- _Directions_: Each record below should be set down exactly.

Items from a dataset
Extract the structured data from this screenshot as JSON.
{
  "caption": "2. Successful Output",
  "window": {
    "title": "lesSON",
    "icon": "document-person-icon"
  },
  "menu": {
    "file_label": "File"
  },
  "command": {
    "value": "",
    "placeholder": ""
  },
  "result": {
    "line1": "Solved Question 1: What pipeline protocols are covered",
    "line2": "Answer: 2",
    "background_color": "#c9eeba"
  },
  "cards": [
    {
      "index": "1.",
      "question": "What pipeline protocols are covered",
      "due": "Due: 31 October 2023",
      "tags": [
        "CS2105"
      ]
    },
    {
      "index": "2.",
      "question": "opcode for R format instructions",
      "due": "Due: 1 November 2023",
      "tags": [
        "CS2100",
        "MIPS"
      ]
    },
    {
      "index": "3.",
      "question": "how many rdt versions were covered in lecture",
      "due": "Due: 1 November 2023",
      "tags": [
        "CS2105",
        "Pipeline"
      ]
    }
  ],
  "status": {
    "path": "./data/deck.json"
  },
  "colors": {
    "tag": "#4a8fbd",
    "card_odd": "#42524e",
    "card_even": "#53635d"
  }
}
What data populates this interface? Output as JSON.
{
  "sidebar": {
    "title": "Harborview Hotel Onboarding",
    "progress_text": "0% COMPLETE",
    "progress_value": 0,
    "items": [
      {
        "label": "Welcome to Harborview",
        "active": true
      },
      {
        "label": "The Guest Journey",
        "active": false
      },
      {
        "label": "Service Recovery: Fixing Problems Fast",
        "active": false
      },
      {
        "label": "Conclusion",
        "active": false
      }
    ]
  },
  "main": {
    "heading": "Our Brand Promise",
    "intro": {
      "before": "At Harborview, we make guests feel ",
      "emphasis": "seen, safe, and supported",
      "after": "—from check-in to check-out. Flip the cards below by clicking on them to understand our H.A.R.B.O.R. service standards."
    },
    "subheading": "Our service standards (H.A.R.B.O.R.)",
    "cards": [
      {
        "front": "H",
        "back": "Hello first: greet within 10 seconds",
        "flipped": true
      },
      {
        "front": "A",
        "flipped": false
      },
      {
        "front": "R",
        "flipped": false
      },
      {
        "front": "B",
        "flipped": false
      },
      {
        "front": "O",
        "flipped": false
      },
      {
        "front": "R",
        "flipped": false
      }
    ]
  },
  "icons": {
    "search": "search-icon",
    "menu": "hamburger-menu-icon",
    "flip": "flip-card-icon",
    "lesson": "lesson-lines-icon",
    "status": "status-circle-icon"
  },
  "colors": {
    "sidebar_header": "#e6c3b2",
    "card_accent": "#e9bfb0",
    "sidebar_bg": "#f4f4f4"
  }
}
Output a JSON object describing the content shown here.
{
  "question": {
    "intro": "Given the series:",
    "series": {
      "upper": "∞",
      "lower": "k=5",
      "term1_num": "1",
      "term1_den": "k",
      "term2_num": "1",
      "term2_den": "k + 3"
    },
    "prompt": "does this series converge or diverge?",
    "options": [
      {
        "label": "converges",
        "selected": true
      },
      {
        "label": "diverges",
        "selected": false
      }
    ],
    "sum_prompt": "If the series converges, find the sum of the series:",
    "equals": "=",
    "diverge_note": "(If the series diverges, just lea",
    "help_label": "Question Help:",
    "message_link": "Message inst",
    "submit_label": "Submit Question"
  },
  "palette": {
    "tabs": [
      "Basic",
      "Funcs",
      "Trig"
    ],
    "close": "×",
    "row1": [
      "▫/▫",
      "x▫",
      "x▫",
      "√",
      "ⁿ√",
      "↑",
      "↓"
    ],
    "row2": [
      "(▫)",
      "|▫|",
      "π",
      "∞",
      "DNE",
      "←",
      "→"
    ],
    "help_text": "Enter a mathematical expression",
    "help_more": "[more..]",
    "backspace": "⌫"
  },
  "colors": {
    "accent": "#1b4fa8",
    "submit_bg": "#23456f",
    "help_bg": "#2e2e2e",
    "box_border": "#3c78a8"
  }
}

- _Solution for this task_:
Extract the structured data from this screenshot as JSON.
{
  "caption": "2. Successful Output",
  "window": {
    "title": "lesSON",
    "icon": "document-person-icon"
  },
  "menu": {
    "file_label": "File"
  },
  "command": {
    "value": "",
    "placeholder": ""
  },
  "result": {
    "line1": "Solved Question 1: What pipeline protocols are covered",
    "line2": "Answer: 2",
    "background_color": "#c9eeba"
  },
  "cards": [
    {
      "index": "1.",
      "question": "What pipeline protocols are covered",
      "due": "Due: 31 October 2023",
      "tags": [
        "CS2105"
      ]
    },
    {
      "index": "2.",
      "question": "opcode for R format instructions",
      "due": "Due: 1 November 2023",
      "tags": [
        "CS2100",
        "MIPS"
      ]
    },
    {
      "index": "3.",
      "question": "how many rdt versions were covered in lecture",
      "due": "Due: 1 November 2023",
      "tags": [
        "CS2105",
        "Pipeline"
      ]
    }
  ],
  "status": {
    "path": "./data/deck.json"
  },
  "colors": {
    "tag": "#4a8fbd",
    "card_odd": "#42524e",
    "card_even": "#53635d"
  }
}
What data populates this interface? Output as JSON.
{
  "sidebar": {
    "title": "Harborview Hotel Onboarding",
    "progress_text": "0% COMPLETE",
    "progress_value": 0,
    "items": [
      {
        "label": "Welcome to Harborview",
        "active": true
      },
      {
        "label": "The Guest Journey",
        "active": false
      },
      {
        "label": "Service Recovery: Fixing Problems Fast",
        "active": false
      },
      {
        "label": "Conclusion",
        "active": false
      }
    ]
  },
  "main": {
    "heading": "Our Brand Promise",
    "intro": {
      "before": "At Harborview, we make guests feel ",
      "emphasis": "seen, safe, and supported",
      "after": "—from check-in to check-out. Flip the cards below by clicking on them to understand our H.A.R.B.O.R. service standards."
    },
    "subheading": "Our service standards (H.A.R.B.O.R.)",
    "cards": [
      {
        "front": "H",
        "back": "Hello first: greet within 10 seconds",
        "flipped": true
      },
      {
        "front": "A",
        "flipped": false
      },
      {
        "front": "R",
        "flipped": false
      },
      {
        "front": "B",
        "flipped": false
      },
      {
        "front": "O",
        "flipped": false
      },
      {
        "front": "R",
        "flipped": false
      }
    ]
  },
  "icons": {
    "search": "search-icon",
    "menu": "hamburger-menu-icon",
    "flip": "flip-card-icon",
    "lesson": "lesson-lines-icon",
    "status": "status-circle-icon"
  },
  "colors": {
    "sidebar_header": "#e6c3b2",
    "card_accent": "#e9bfb0",
    "sidebar_bg": "#f4f4f4"
  }
}
Output a JSON object describing the content shown here.
{
  "question": {
    "intro": "Given the series:",
    "series": {
      "upper": "∞",
      "lower": "k=5",
      "term1_num": "1",
      "term1_den": "k",
      "term2_num": "1",
      "term2_den": "k + 3"
    },
    "prompt": "does this series converge or diverge?",
    "options": [
      {
        "label": "converges",
        "selected": true
      },
      {
        "label": "diverges",
        "selected": false
      }
    ],
    "sum_prompt": "If the series converges, find the sum of the series:",
    "equals": "=",
    "diverge_note": "(If the series diverges, just lea",
    "help_label": "Question Help:",
    "message_link": "Message inst",
    "submit_label": "Submit Question"
  },
  "palette": {
    "tabs": [
      "Basic",
      "Funcs",
      "Trig"
    ],
    "close": "×",
    "row1": [
      "▫/▫",
      "x▫",
      "x▫",
      "√",
      "ⁿ√",
      "↑",
      "↓"
    ],
    "row2": [
      "(▫)",
      "|▫|",
      "π",
      "∞",
      "DNE",
      "←",
      "→"
    ],
    "help_text": "Enter a mathematical expression",
    "help_more": "[more..]",
    "backspace": "⌫"
  },
  "colors": {
    "accent": "#1b4fa8",
    "submit_bg": "#23456f",
    "help_bg": "#2e2e2e",
    "box_border": "#3c78a8"
  }
}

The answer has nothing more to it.